A few weeks after I suspended work on ETYS, I published the “Loomis” chapter online at Tablo.io, as part of my short fiction collection, Every Stone a Story. (The collection also contains an excerpt from Revelation.)
Though sentimentally attached to the “Loomis” story, I quickly grew critical of it. When I would read through the manuscript, as I did every so often during this period, I found my attention waning at this section. It repeated too many ideas from earlier chapters, especially my descriptions of the band playing at the Homecoming football game. Deep down, I knew I would have to cut this chapter.
Just as I had sensed, instinctively, that it was time to finally write this project, I knew when it was time to return. I cleared away or finished the other projects I had been working on. Knowing deep down that cuts were coming, I created a new file for my manuscript. This way, I could excise chapters and move sections around, while preserving my original draft. Also, by doing this, I cut out Pix and my other readers. For the time being, I wanted to proceed without their input.
On November 11th, 2018, I resumed work on ETYS. At my side I had my printed manuscript, covered in scribbled notations. My handwriting was so bad in some sections that it took me several minutes to decode what I had written.
One of the first things I did was to eliminate the “Loomis” chapter. I pulled a few sentences that I was particularly proud of, and set them in the Homecoming section. I cut other sections as well, using that same instinct as my guide: wherever my attention waned as I read, that was a section I cut or removed. In total, I eliminated over 4000 words.
I left it as part of Every Stone a Story, however. It serves as a good introduction to the characters. Your welcome to check it out: https://tablo.io/kj-cartmell/every-stone-a-story
It took me a week or so of editing, every night in the evenings after work, to come to the abrupt end of my draft. Before me was the brief arc of Zack and Layla’s relationship. I had to show what attracted Zack to Layla while making a case that this was not the right girl for him. I wanted to be brief, as this is just a learning experience for Zack and not a novel unto itself. It was an uncomfortable few chapters to write, but this time, I was prepared to muscle through it.
Suddenly, I was at the very end, the last scene. Zack and Camille meet after work in the drug store parking lot. I had imagined this scene many times over these last ten years. I had rehearsed what Zack said and imagined Camille’s responses. I came to this moment late one evening, and, instead of pushing through to the end, I paused. My wife was watching TV in the next room. I was weary from a day at work. I closed the file and took the rest of the night off.
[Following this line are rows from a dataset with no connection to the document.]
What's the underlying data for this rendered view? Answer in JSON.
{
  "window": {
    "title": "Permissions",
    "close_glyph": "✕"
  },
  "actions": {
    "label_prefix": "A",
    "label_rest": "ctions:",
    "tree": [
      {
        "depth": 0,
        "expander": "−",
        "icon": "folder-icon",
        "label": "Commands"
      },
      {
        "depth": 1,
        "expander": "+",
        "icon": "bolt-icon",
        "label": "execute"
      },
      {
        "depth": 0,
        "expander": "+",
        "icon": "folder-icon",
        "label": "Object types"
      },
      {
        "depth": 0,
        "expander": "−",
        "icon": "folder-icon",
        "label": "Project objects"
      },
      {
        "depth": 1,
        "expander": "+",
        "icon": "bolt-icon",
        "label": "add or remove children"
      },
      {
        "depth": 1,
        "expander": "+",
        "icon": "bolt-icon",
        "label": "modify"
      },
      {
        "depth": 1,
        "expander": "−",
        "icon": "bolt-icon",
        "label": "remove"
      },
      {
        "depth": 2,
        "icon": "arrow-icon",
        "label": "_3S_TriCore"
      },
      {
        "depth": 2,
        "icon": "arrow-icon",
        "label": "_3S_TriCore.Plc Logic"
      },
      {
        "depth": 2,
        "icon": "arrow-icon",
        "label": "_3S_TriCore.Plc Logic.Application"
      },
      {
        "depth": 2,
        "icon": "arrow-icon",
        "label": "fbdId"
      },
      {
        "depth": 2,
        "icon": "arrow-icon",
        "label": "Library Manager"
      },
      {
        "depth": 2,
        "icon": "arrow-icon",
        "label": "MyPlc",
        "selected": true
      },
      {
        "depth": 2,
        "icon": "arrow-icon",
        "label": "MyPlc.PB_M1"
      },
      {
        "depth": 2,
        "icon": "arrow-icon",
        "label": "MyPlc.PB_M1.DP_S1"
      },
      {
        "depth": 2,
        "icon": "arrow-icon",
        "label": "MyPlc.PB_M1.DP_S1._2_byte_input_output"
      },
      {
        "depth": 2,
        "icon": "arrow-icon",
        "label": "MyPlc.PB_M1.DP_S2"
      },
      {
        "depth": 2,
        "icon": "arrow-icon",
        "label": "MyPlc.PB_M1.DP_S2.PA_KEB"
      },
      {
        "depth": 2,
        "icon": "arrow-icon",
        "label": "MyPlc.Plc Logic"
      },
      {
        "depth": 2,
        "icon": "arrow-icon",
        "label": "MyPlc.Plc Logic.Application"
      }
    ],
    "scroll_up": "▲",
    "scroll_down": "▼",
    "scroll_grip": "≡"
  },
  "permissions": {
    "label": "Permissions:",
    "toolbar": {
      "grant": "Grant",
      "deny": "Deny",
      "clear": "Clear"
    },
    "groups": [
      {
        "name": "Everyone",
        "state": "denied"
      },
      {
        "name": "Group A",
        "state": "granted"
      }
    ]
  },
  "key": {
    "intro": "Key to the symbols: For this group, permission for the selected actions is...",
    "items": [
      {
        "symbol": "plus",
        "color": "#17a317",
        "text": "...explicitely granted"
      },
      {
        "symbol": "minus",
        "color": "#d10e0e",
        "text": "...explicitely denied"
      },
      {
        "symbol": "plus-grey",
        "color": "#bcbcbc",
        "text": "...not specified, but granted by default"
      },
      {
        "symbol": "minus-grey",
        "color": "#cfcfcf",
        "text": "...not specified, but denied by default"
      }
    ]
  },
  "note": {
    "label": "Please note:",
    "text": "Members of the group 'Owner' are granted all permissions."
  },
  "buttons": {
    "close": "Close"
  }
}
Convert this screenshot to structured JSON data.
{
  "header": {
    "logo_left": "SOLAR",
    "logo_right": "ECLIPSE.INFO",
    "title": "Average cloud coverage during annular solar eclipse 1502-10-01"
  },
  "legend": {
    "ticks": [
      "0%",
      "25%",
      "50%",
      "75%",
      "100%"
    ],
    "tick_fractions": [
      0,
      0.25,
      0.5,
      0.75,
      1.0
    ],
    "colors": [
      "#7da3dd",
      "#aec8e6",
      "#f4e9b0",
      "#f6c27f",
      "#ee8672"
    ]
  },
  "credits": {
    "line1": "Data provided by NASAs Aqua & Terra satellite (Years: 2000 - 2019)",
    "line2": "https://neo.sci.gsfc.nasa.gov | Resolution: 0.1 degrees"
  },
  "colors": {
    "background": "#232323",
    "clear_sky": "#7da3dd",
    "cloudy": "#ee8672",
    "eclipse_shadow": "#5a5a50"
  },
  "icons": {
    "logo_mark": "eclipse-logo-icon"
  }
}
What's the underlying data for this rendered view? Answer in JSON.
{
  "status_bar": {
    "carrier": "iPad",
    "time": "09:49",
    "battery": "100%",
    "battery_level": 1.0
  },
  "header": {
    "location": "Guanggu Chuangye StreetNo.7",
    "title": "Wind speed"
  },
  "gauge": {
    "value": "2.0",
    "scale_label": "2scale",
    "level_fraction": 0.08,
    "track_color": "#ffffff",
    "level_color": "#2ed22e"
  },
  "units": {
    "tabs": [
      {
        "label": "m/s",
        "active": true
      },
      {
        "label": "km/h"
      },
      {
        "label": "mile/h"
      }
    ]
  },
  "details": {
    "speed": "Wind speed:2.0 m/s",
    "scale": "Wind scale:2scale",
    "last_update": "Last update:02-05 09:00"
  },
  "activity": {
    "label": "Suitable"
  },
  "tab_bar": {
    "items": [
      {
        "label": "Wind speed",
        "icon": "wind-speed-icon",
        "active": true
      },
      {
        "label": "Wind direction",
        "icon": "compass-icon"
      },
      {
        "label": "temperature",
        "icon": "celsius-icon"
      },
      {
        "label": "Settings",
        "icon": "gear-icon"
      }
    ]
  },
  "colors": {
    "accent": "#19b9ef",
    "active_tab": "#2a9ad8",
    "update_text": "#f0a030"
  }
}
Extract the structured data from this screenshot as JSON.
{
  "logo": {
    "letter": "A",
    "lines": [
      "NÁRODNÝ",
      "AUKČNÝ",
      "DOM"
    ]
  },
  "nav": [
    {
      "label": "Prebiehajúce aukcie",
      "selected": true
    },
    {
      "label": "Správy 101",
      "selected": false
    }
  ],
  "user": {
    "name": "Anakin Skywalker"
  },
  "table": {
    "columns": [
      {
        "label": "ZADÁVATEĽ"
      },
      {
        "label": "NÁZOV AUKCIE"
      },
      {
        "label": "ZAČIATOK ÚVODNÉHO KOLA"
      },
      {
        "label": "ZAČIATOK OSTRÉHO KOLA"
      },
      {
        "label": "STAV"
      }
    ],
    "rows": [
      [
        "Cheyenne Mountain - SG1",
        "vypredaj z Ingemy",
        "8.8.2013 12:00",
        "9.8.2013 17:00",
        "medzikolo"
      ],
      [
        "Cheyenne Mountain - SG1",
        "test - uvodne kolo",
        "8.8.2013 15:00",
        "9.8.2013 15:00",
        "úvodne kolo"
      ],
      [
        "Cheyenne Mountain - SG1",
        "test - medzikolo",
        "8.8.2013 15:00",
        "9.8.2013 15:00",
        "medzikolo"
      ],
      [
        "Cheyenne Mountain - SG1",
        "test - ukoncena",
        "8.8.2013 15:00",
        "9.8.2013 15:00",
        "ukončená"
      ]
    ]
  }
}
On the morning of Sunday, December 28th, I took a walk by myself through my neighborhood. I rehearsed the scene one more time, much like a musical director rehearsing a band: “Let’s take it from the line where Zack says . . . . Okay, good. Now, from the top . . . .” I returned home to a quiet house and quickly wrote the last page and a half.
Ten years after I first imagined this pair of young lovers, I had reached the end. But, as any writer will tell you, the work is never done. As soon as I had finished, I reached out to my original set of readers, including Pix, plus some new ones, like Julia Maiola, author of the historical drama The Red Flag, who I had met through the Writers Community on Twitter. Like nearly everything else I’ve written, I printed out a full manuscript copy for my mother.
I have an excerpt from ETYS, a short story called “Practice,” out at a literary journal. I have two more short stories planned for the next few months. I would like some recent bylines to my credit when I begin shopping ETYS to publishers. My plan is to skip agent queries for now, and focus solely on small presses.
When I make a match, I will be sure to let you know.